With so much attention focused on California's budget troubles, Texas has been able to fly under the radar. (How unfortunate that Molly Ivins is no longer with us.)
Link to January 8 Austin American-Statesman article, "Details of Texas' budget challenge about to emerge. Unprecedented spending cuts will be required to address shortfall without new taxes".
Excerpt: State leaders can't dodge Texas' budget crisis any longer.
Amid the election year barnstorming, projections of a budget shortfall now topping $24 billion were often downplayed, dismissed or glossed over with platitudes.
But the true magnitude of the problem will begin to take shape Monday, when Comptroller Susan Combs releases the long-awaited estimate of how much money Texas will collect during the 2012-13 budget years.
That estimate dictates how much lawmakers will have in the general operating budget to spend on education, prisons, health and human services and a slew of other state functions.
Budget-watchers expect the state will bring in far less in taxes and fees than the $87 billion that covers the current general operating budget, never mind the $99 billion that agencies say is needed to maintain state programs and services at their present level.
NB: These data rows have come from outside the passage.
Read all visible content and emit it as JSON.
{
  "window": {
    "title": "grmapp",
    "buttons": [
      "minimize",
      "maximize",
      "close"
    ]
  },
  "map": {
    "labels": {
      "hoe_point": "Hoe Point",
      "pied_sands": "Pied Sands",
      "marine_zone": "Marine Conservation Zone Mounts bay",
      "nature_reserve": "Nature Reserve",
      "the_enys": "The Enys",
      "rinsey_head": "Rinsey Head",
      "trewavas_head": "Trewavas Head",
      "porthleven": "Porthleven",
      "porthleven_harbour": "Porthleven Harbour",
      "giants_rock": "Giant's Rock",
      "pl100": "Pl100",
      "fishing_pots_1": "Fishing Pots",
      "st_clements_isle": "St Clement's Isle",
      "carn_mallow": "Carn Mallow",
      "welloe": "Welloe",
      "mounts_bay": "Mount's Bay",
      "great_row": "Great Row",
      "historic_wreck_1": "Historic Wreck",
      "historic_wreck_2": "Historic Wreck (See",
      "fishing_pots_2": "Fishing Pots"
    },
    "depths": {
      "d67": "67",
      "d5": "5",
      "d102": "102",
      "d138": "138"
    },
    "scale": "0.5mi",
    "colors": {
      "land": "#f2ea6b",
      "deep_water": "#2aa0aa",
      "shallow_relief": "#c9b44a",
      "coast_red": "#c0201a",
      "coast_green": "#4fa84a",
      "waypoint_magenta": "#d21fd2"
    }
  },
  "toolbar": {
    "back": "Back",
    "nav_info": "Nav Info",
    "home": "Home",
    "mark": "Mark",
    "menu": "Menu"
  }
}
Lawmakers have vowed to balance the budget without raising taxes.
They are also leaving untouched the $9 billion rainy day fund, at least at this early stage, since there is no guarantee that any of that money will be available for use. Assembling the necessary votes to tap the fund might be tough given the surge of legislators who ran campaigns advocating shrinking government.
So the upshot could be a level of cutting unprecedented in several decades at least, said Eva DeLuna Castro , a budget analyst with the Center for Public Policy Priorities, which advocates for low-income Texans.
[Bold emphasis added.]